"Yes." It was either that, or go closer to where Aragorn, Legolas, and Gimli were sleeping, and under no circumstances would she willfully approach the Elf—especially after what had happened in the Hornburg.

Éomer waited while she retrieved her pack, then led her to where he had laid his own pallet. She put hers down close to it, relieved to have his protection from the Wargs. As much as she hated to admit it, she was still terrified of the creatures. Even after slaying four of them on the way to Helm's Deep, she was nowhere close to overcoming her fear.

"Goodnight," Éomer murmured to her as she settled down.

"Goodnight," she replied, but when her eyes closed the dreamy whispers of sleep did not assail her. For nearly two hours she was wide awake, listening to the silence that shrouded the camp, her mind alternately tossing between the gleaming eyes and the fates of the slaves at Isengard.

Midnight had passed when suddenly one of the watchmen gave a cry, rousing everyone in the camp. Gúthwyn opened her eyes and saw that, though the stars remained in the sky, the moon was not there. Then she turned to where the men were now pointing. All of the blood drained out of her face.

On either side of the river, rolling slowly towards them, was a darkness thicker than anything she had ever seen before. A great rustling noise sounded from within it, yet it was impossible to see what lay inside its depths. Panicking, Gúthwyn all but flung herself backwards in an attempt to get away from it. Something seized her chest, making it harder to breathe… harder to think… harder to move…

"Stay where you are!" Gandalf warned them. "Draw no weapons! Wait! and it will pass you by!"

Éomer's hand clamped down on her shoulder just as the darkness swallowed the camp. The rustling grew louder. Gúthwyn squirmed under her brother's grip, terrified of this thing, this thing that was threatening to destroy her. Yet he would not release her. Nothing could she see around her, not even Éomer. And then the voices came, swirling around her with the shadows.

You are pathetic… worthless…

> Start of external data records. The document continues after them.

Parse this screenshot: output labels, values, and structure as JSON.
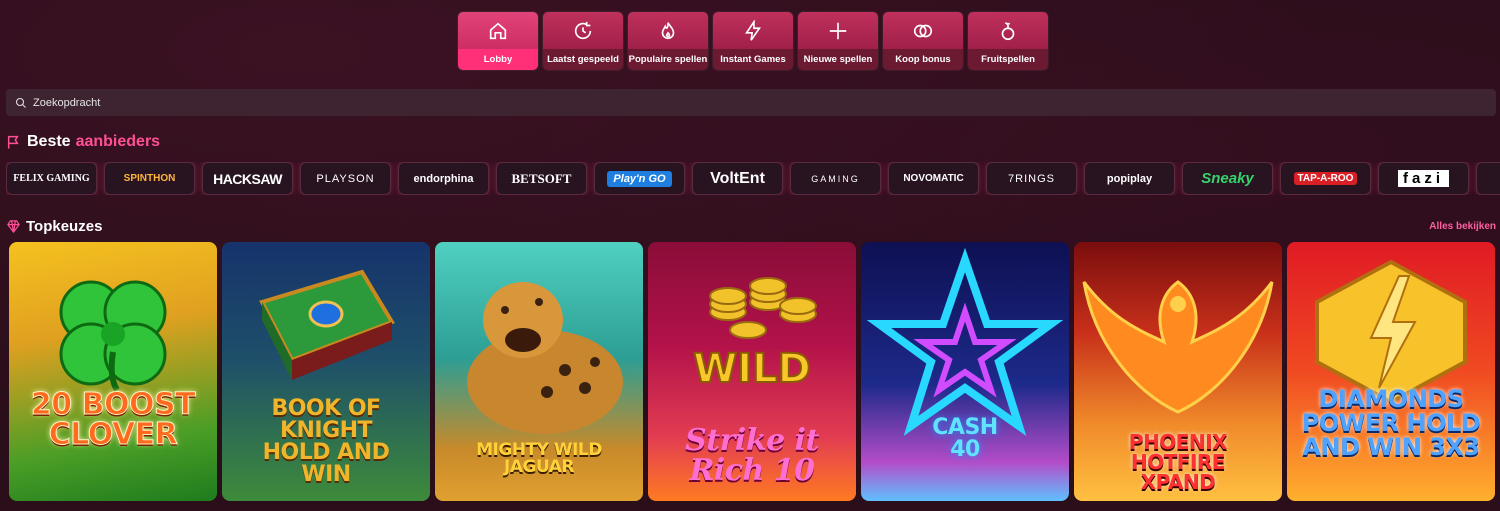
{
  "categories": [
    {
      "label": "Lobby",
      "icon": "home-icon",
      "active": true
    },
    {
      "label": "Laatst gespeeld",
      "icon": "history-icon"
    },
    {
      "label": "Populaire spellen",
      "icon": "flame-icon"
    },
    {
      "label": "Instant Games",
      "icon": "lightning-icon"
    },
    {
      "label": "Nieuwe spellen",
      "icon": "plus-icon"
    },
    {
      "label": "Koop bonus",
      "icon": "coins-icon"
    },
    {
      "label": "Fruitspellen",
      "icon": "fruit-icon"
    }
  ],
  "search": {
    "placeholder": "Zoekopdracht"
  },
  "providers_section": {
    "title_a": "Beste",
    "title_b": "aanbieders"
  },
  "providers": [
    {
      "name": "FELIX GAMING",
      "color": "#ffffff"
    },
    {
      "name": "SPINTHON",
      "color": "#ffb43a"
    },
    {
      "name": "HACKSAW",
      "color": "#ffffff"
    },
    {
      "name": "PLAYSON",
      "color": "#ffffff"
    },
    {
      "name": "endorphina",
      "color": "#ffffff"
    },
    {
      "name": "BETSOFT",
      "color": "#ffffff"
    },
    {
      "name": "Play'n GO",
      "color": "#1e90ff"
    },
    {
      "name": "VoltEnt",
      "color": "#ffffff"
    },
    {
      "name": "GAMING",
      "color": "#ffffff"
    },
    {
      "name": "NOVOMATIC",
      "color": "#ffffff"
    },
    {
      "name": "7RINGS",
      "color": "#ffffff"
    },
    {
      "name": "popiplay",
      "color": "#ffffff"
    },
    {
      "name": "Sneaky",
      "color": "#35d36b"
    },
    {
      "name": "TAP-A-ROO",
      "color": "#ff3b3b"
    },
    {
      "name": "fazi",
      "color": "#ffffff"
    },
    {
      "name": "",
      "color": "#ffffff"
    }
  ],
  "top_section": {
    "title": "Topkeuzes",
    "see_all": "Alles bekijken"
  },
  "games": [
    {
      "title": "20 BOOST CLOVER",
      "bg1": "#f2a322",
      "bg2": "#2a8c25",
      "text": "#ff5a1f"
    },
    {
      "title": "BOOK OF KNIGHT HOLD AND WIN",
      "bg1": "#1e3a8a",
      "bg2": "#4aa040",
      "text": "#f0b52b"
    },
    {
      "title": "MIGHTY WILD JAGUAR",
      "bg1": "#2fb3a6",
      "bg2": "#d69a2a",
      "text": "#ffd23a"
    },
    {
      "title": "Strike it Rich 10",
      "bg1": "#b3104a",
      "bg2": "#ff6a22",
      "text": "#ff6fd1"
    },
    {
      "title": "CASH 40",
      "bg1": "#161866",
      "bg2": "#5fb6ff",
      "text": "#5fe3ff"
    },
    {
      "title": "PHOENIX HOTFIRE XPAND",
      "bg1": "#7a0d0d",
      "bg2": "#ffb13a",
      "text": "#ff3030"
    },
    {
      "title": "DIAMONDS POWER HOLD AND WIN 3X3",
      "bg1": "#d8141e",
      "bg2": "#ffb02e",
      "text": "#4fa3ff"
    }
  ]
}
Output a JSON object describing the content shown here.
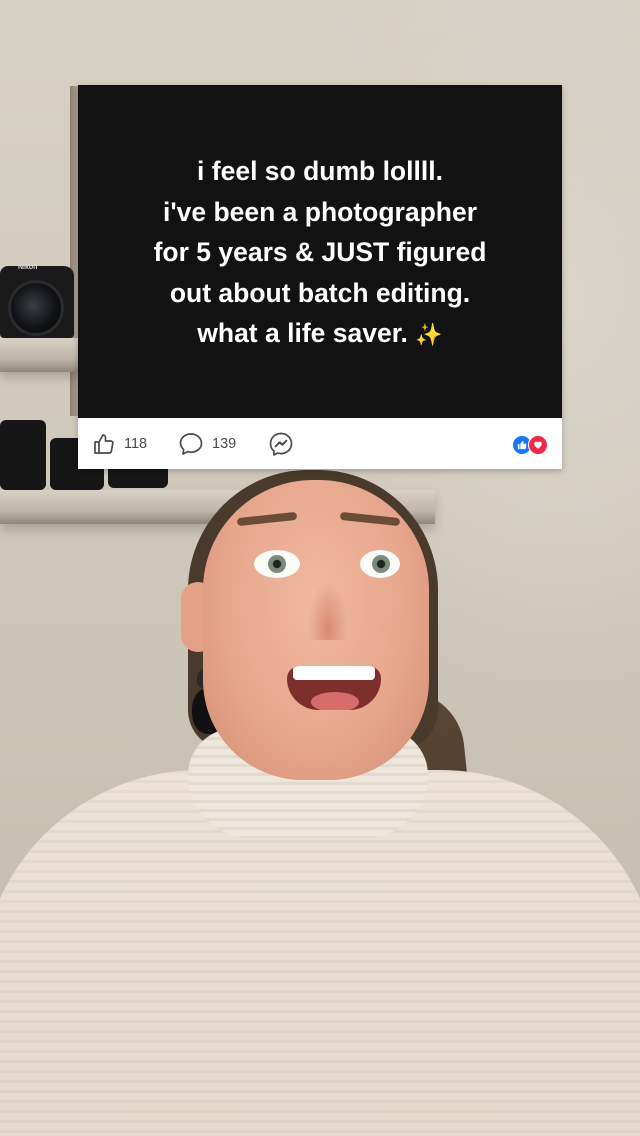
{
  "post": {
    "lines": [
      "i feel so dumb lollll.",
      "i've been a photographer",
      "for 5 years & JUST figured",
      "out about batch editing.",
      "what a life saver."
    ],
    "emoji": "✨",
    "likes": "118",
    "comments": "139"
  },
  "colors": {
    "post_bg": "#121212",
    "post_text": "#ffffff",
    "like_reaction": "#1877f2",
    "love_reaction": "#f02849"
  },
  "icons": {
    "like": "thumbs-up-icon",
    "comment": "comment-bubble-icon",
    "share": "messenger-icon",
    "reactions": [
      "like-reaction-icon",
      "love-reaction-icon"
    ]
  },
  "background": {
    "camera_brand": "Nikon"
  }
}
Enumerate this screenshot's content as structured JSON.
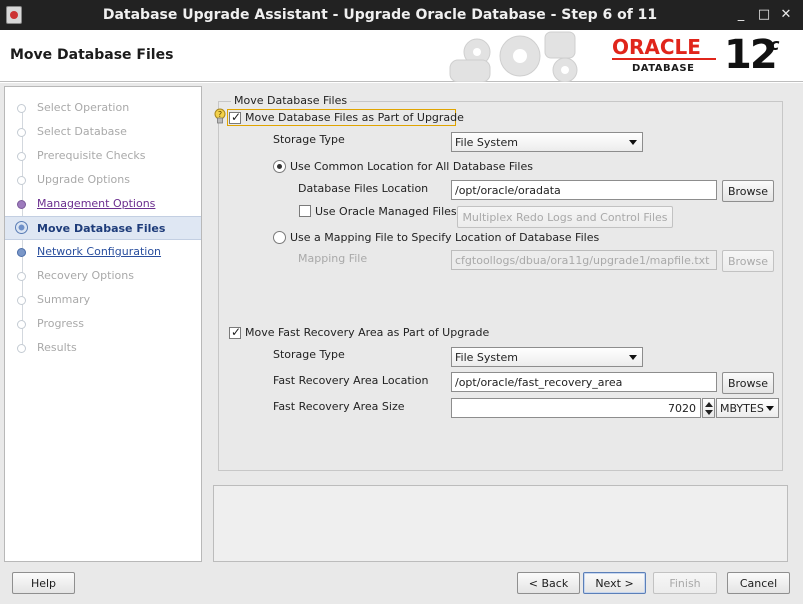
{
  "window": {
    "title": "Database Upgrade Assistant - Upgrade Oracle Database - Step 6 of 11",
    "controls": {
      "minimize": "_",
      "maximize": "□",
      "close": "✕"
    }
  },
  "header": {
    "page_title": "Move Database Files",
    "brand": "ORACLE",
    "product": "DATABASE",
    "version": "12",
    "version_suffix": "c"
  },
  "sidebar": {
    "steps": [
      {
        "label": "Select Operation",
        "state": "disabled"
      },
      {
        "label": "Select Database",
        "state": "disabled"
      },
      {
        "label": "Prerequisite Checks",
        "state": "disabled"
      },
      {
        "label": "Upgrade Options",
        "state": "disabled"
      },
      {
        "label": "Management Options",
        "state": "visited"
      },
      {
        "label": "Move Database Files",
        "state": "current"
      },
      {
        "label": "Network Configuration",
        "state": "enabled"
      },
      {
        "label": "Recovery Options",
        "state": "disabled"
      },
      {
        "label": "Summary",
        "state": "disabled"
      },
      {
        "label": "Progress",
        "state": "disabled"
      },
      {
        "label": "Results",
        "state": "disabled"
      }
    ]
  },
  "form": {
    "group_title": "Move Database Files",
    "move_db_files": {
      "label": "Move Database Files as Part of Upgrade",
      "checked": true
    },
    "storage_type": {
      "label": "Storage Type",
      "value": "File System"
    },
    "common_location": {
      "label": "Use Common Location for All Database Files",
      "selected": true
    },
    "db_files_location": {
      "label": "Database Files Location",
      "value": "/opt/oracle/oradata",
      "browse": "Browse"
    },
    "oracle_managed": {
      "label": "Use Oracle Managed Files",
      "checked": false,
      "multiplex": "Multiplex Redo Logs and Control Files"
    },
    "mapping_file_option": {
      "label": "Use a Mapping File to Specify Location of Database Files",
      "selected": false
    },
    "mapping_file": {
      "label": "Mapping File",
      "value": "cfgtoollogs/dbua/ora11g/upgrade1/mapfile.txt",
      "browse": "Browse"
    },
    "move_fra": {
      "label": "Move Fast Recovery Area as Part of Upgrade",
      "checked": true
    },
    "fra_storage_type": {
      "label": "Storage Type",
      "value": "File System"
    },
    "fra_location": {
      "label": "Fast Recovery Area Location",
      "value": "/opt/oracle/fast_recovery_area",
      "browse": "Browse"
    },
    "fra_size": {
      "label": "Fast Recovery Area Size",
      "value": "7020",
      "unit": "MBYTES"
    }
  },
  "footer": {
    "help": "Help",
    "back": "< Back",
    "next": "Next >",
    "finish": "Finish",
    "cancel": "Cancel"
  }
}
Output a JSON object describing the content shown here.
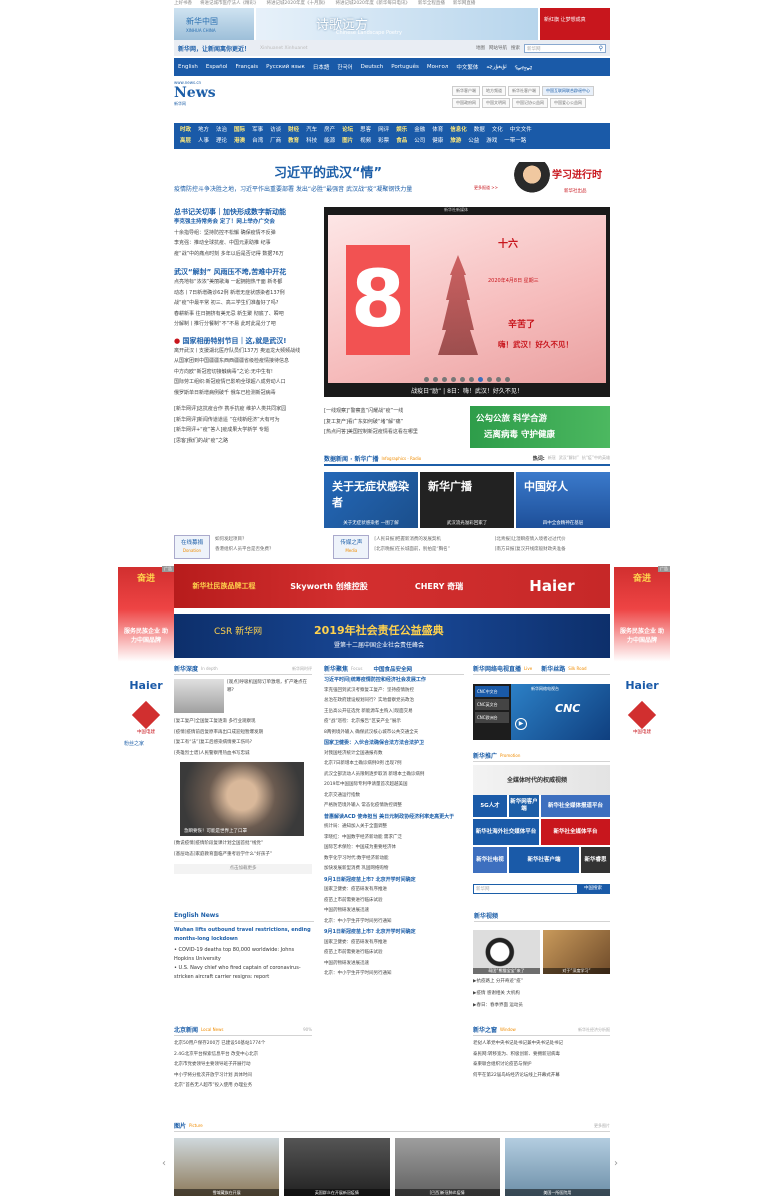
{
  "top_links": [
    "上好书香",
    "将进记城市医疗法人《精彩》",
    "将进记城2020年度《十月旗》",
    "将进记城2020年度《新华每日电讯》",
    "新华全程直播",
    "新华网直播",
    "新华全程直播",
    "新华全程全程图像新闻直播"
  ],
  "banners": {
    "left_logo": "新华中国",
    "left_sub": "XINHUA CHINA",
    "center_title": "诗歌远方",
    "center_sub": "Chinese Landscape Poetry",
    "right_title": "新红旗 让梦想成真"
  },
  "tagline": {
    "slogan": "新华网，让新闻离你更近！",
    "sub": "Xinhuanet Xinhuanet",
    "links": [
      "地图",
      "网站导航",
      "搜索"
    ],
    "search_placeholder": "新华网"
  },
  "languages": [
    "English",
    "Español",
    "Français",
    "Русский язык",
    "日本語",
    "한국어",
    "Deutsch",
    "Português",
    "Монгол",
    "中文繁体",
    "ئۇيغۇرچە",
    "ᠮᠣᠩᠭᠣᠯ"
  ],
  "logo": {
    "url": "www.news.cn",
    "name": "新华网",
    "sub": "News",
    "slogan": "新华网新闻"
  },
  "right_buttons": [
    "新华客户端",
    "地方频道",
    "新华社客户端",
    "中国互联网联合辟谣中心",
    "中国政府网",
    "中国文明网",
    "中国记协公益网",
    "中国爱心公益网"
  ],
  "categories_row1": [
    "时政",
    "地方",
    "法治",
    "国际",
    "军事",
    "访谈",
    "财经",
    "汽车",
    "房产",
    "论坛",
    "思客",
    "网评",
    "娱乐",
    "金融",
    "体育",
    "信息化",
    "数据",
    "文化",
    "中文文件"
  ],
  "categories_row2": [
    "高层",
    "人事",
    "理论",
    "港澳",
    "台湾",
    "厂商",
    "教育",
    "科技",
    "能源",
    "图片",
    "视频",
    "彩票",
    "食品",
    "公司",
    "健康",
    "旅游",
    "公益",
    "游戏",
    "一带一路"
  ],
  "headline": {
    "title": "习近平的武汉“情”",
    "subtitle": "疫情防控斗争决胜之地，习近平作出重要部署 发出“必胜”最强音 武汉战“疫”凝聚钢铁力量",
    "more": "更多报道 >>",
    "xi_title": "学习进行时",
    "xi_sub": "新华社出品"
  },
  "left_news": {
    "sec1": "总书记关切事｜加快形成数字新动能",
    "sec1_lead": "李克强主持常务会 定了！网上举办广交会",
    "sec1_items": [
      "十余指导组：坚持防控不松懈 确保疫情不反弹",
      "李克强：推动全球抗疫、中国元素助推 纪事",
      "疫“战”中的痛点时刻 多年以后是否记得 数据76万"
    ],
    "sec2": "武汉“解封” 风雨压不垮,苦难中开花",
    "sec2_items": [
      "点亮地标“浓浓”美丽歌海 一起拥抱热干面 新冬都",
      "动态丨7日新增确诊62例 新增无症状感染者137例",
      "战“疫”中最平常 初三、高三学生们准备好了吗?",
      "春耕新事 往日拥挤有美无忌 新生聚 彻底了、瞬吧",
      "分解制丨推行分餐制“不”不易 此时此是分了吧"
    ],
    "sec3": "国家相册特别节目｜这,就是武汉!",
    "sec3_items": [
      "离开武汉丨支援湖北医疗队员们137万 奥运龙大频频战线",
      "从国家团到中国疆疆东西西疆疆省级检疫情接待信息",
      "中方向欧“新冠密切接触病毒”之论:无中生有!",
      "国际劳工组织:新冠疫情已影响全球超八成劳动人口",
      "俄罗斯单日新增病例破千 俄车已检测新冠病毒"
    ],
    "sec4_items": [
      "[新华网评]这抗疫合作 携手抗疫 维护人类共同家园",
      "[新华网评]新闻传道道遥 “在线新经济”大有可为",
      "[新华网评+“疫”答人]疫成果大学新学 专题",
      "[思客]我们的战“疫”之路"
    ]
  },
  "hero": {
    "big_number": "8",
    "date": "2020年4月8日 星期三",
    "lunar": "十六",
    "line1": "辛苦了",
    "line2": "嗨！武汉！好久不见！",
    "top_brand": "新华社新媒体",
    "caption": "战疫日“励” | 8日：嗨！武汉！好久不见！",
    "active_dot": 6
  },
  "mid_news": [
    "[一线观察]“警察蓝”闪耀战“疫”一线",
    "[复工复产]看广东如何破“堵”解“痛”",
    "[热点问答]美国控制新冠疫情看这看在哪里"
  ],
  "promo": {
    "line1": "公勾公旅 科学合游",
    "line2": "远离病毒 守护健康"
  },
  "broadcast": {
    "title": "数据新闻 · 新华广播",
    "en": "Infographics · Radio",
    "hot_label": "热词:",
    "hot_words": [
      "新冠",
      "武汉“解封”",
      "抗“疫”中的英雄"
    ],
    "tiles": [
      {
        "big": "关于无症状感染者",
        "label": "关于无症状感染者 一图了解"
      },
      {
        "big": "新华广播",
        "label": "武汉流光溢彩回家了"
      },
      {
        "big": "中国好人",
        "label": "四中全会精神在基层"
      }
    ]
  },
  "strip": {
    "l1_label": "在线募捐",
    "l1_sub": "Donation",
    "l1_items": [
      "如何发起项目？",
      "香港组织人员平台是否免费？"
    ],
    "l2_label": "传媒之声",
    "l2_sub": "Media",
    "l2_items": [
      "[人民日报]把握新消费的发展契机",
      "[北京晚报]在长城面前，别拍是“胸名”"
    ],
    "l3_items": [
      "[北青报]让湿瞬疫情入境者过过代价",
      "[南方日报]复汉开线席般财政央准备"
    ]
  },
  "ads": {
    "a1": [
      "新华社民族品牌工程",
      "Skyworth 创维控股",
      "CHERY 奇瑞",
      "Haier"
    ],
    "a2_logo": "CSR 新华网",
    "a2_title": "2019年社会责任公益盛典",
    "a2_sub": "暨第十二届中国企业社会责任峰会"
  },
  "side_ad": {
    "top": "奋进",
    "mid": "服务民族企业 助力中国品牌",
    "brand": "Haier",
    "sub": "中国电建",
    "close": "广告",
    "bottom": "粉丝之家"
  },
  "col1": {
    "title": "新华深度",
    "en": "In depth",
    "more": "新华网时评",
    "lead": "[观点]呼吸机国际订单激增，扩产难点在哪?",
    "items": [
      "[复工复产]全国复工复逐渐 多行业观察现",
      "[疫情]疫情前后复原率再出口成迎短暂爆发期",
      "[复工有“法”]复工后感染病情要工伤吗?",
      "[英雄烈士谱]人民警察用热血书写忠诚"
    ],
    "img_caption": "急瞬要恢！可能是世界上了口罩",
    "items2": [
      "[数说疫情]疫情阶段复课计划全国首批“线党”",
      "[基层动态]家庭教育面临严重考验学什么“好孩子”"
    ],
    "more_btn": "点击加载更多"
  },
  "col2": {
    "title": "新华聚焦",
    "en": "Focus",
    "brand": "中国食品安全网",
    "sec_a": "习近平时间|统筹疫情防控和经济社会发展工作",
    "a_items": [
      "李克强回到武汉考察复工复产：坚持疫情防控",
      "总治在政府建设规划同行？实地督察党员政治",
      "王岳高公开征选党 新能源车主购入]现面交易",
      "疫“战”巡检：北京报告“区安产业”展示",
      "8两例境外输入 确保武汉核心城市公共交通全天"
    ],
    "sec_b": "国家卫健委：入伙合法确保合法方法合法护卫",
    "b_items": [
      "对我国经济统计全国通报有数",
      "北京7日新增本土确诊病例0例 出现7例",
      "武汉全部流动人员限制逐步取消 新增本土确诊病例",
      "2019年中国国际专利申请量首次超越美国",
      "北京交通运行指数",
      "严格防范境外输入 常态化疫情防控调整"
    ],
    "sec_c": "普惠解读ACD 使命担当 美日元制政协经济利率走高更大于",
    "c_items": [
      "统计局：通知加入关于全面调整",
      "李晓红：中国数字经济新动能 需求广泛",
      "国际艺术保险：中国成为重要经济体",
      "数字化学习时代:数字经济新动能",
      "加快发展新型消费 巩固网络购物"
    ],
    "sec_d": "9月1日新冠疫苗上市? 北京开学时间确定",
    "d_items": [
      "国家卫健委：疫苗研发有序推进",
      "疫苗上市前需要进行临床试验",
      "中国药物研发进展迅速",
      "北京：中小学生开学时间另行通知"
    ],
    "sec_e": "9月1日新冠疫苗上市? 北京开学时间确定"
  },
  "col3": {
    "title": "新华网络电视直播",
    "en": "Live",
    "title2": "新华丝路",
    "en2": "Silk Road",
    "cnc_items": [
      "CNC中文台",
      "CNC英文台",
      "CNC欧洲台"
    ],
    "cnc_brand": "CNC",
    "cnc_sub": "新华网络电视台",
    "promo_title": "新华推广",
    "promo_en": "Promotion",
    "promo_banner": "全媒体时代的权威视频",
    "tiles": [
      "5G人才",
      "新华网客户端",
      "新华社全媒体报道平台",
      "新华社海外社交媒体平台",
      "新华社全媒体平台",
      "新华社电视",
      "新华社客户端",
      "新华睿思"
    ],
    "search_placeholder": "新华网",
    "search_btn": "中国搜索"
  },
  "english": {
    "title": "English News",
    "lead": "Wuhan lifts outbound travel restrictions, ending months-long lockdown",
    "items": [
      "COVID-19 deaths top 80,000 worldwide: Johns Hopkins University",
      "U.S. Navy chief who fired captain of coronavirus-stricken aircraft carrier resigns: report"
    ]
  },
  "video": {
    "title": "新华视频",
    "tiles": [
      "萌团“熊猫宝宝”来了",
      "对于“深度学习”",
      "第一方案"
    ],
    "items": [
      "▶抗疫路上 分开奇迹“疫”",
      "▶疫情 感谢相关 大机构",
      "▶春日：春季界面 运动员"
    ]
  },
  "beijing": {
    "title": "北京新闻",
    "en": "Local News",
    "more": "90%",
    "items": [
      "北京50用户保存200万 已建设50基站1774个",
      "2.4G北京平台探索信息平台 改变中心北京",
      "北京市党委领导主要领导班子开展行动",
      "中小学将分批次开放学习计划 具体时间",
      "北京“首各无人超市”投入使用 办理业务"
    ]
  },
  "window": {
    "title": "新华之窗",
    "en": "Window",
    "more": "新华社经济分析报",
    "items": [
      "老挝人革党中央书记处书记兼中央书记处书记",
      "泰民网:转移宽为、积极创新、要拥新冠病毒",
      "泰柬联合组织讨论疫苗与保护",
      "何平在第22届岛屿经济论坛线上开幕式开幕"
    ]
  },
  "gallery": {
    "title": "图片",
    "en": "Picture",
    "more": "更多图片",
    "items": [
      "雪域藏族在开展",
      "英国群众在开展新冠疫情",
      "[巴西]新冠肺炎疫情",
      "美国一所医院用"
    ]
  }
}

A useless whore…

Borogor loved you, and you betrayed him…

It was as if a great pillow had been pressed over her mouth and nose. Gúthwyn choked as the breath left her body, then felt a speeding darkness overcome her that had nothing to do with that which surrounded them. She wavered, and fainted.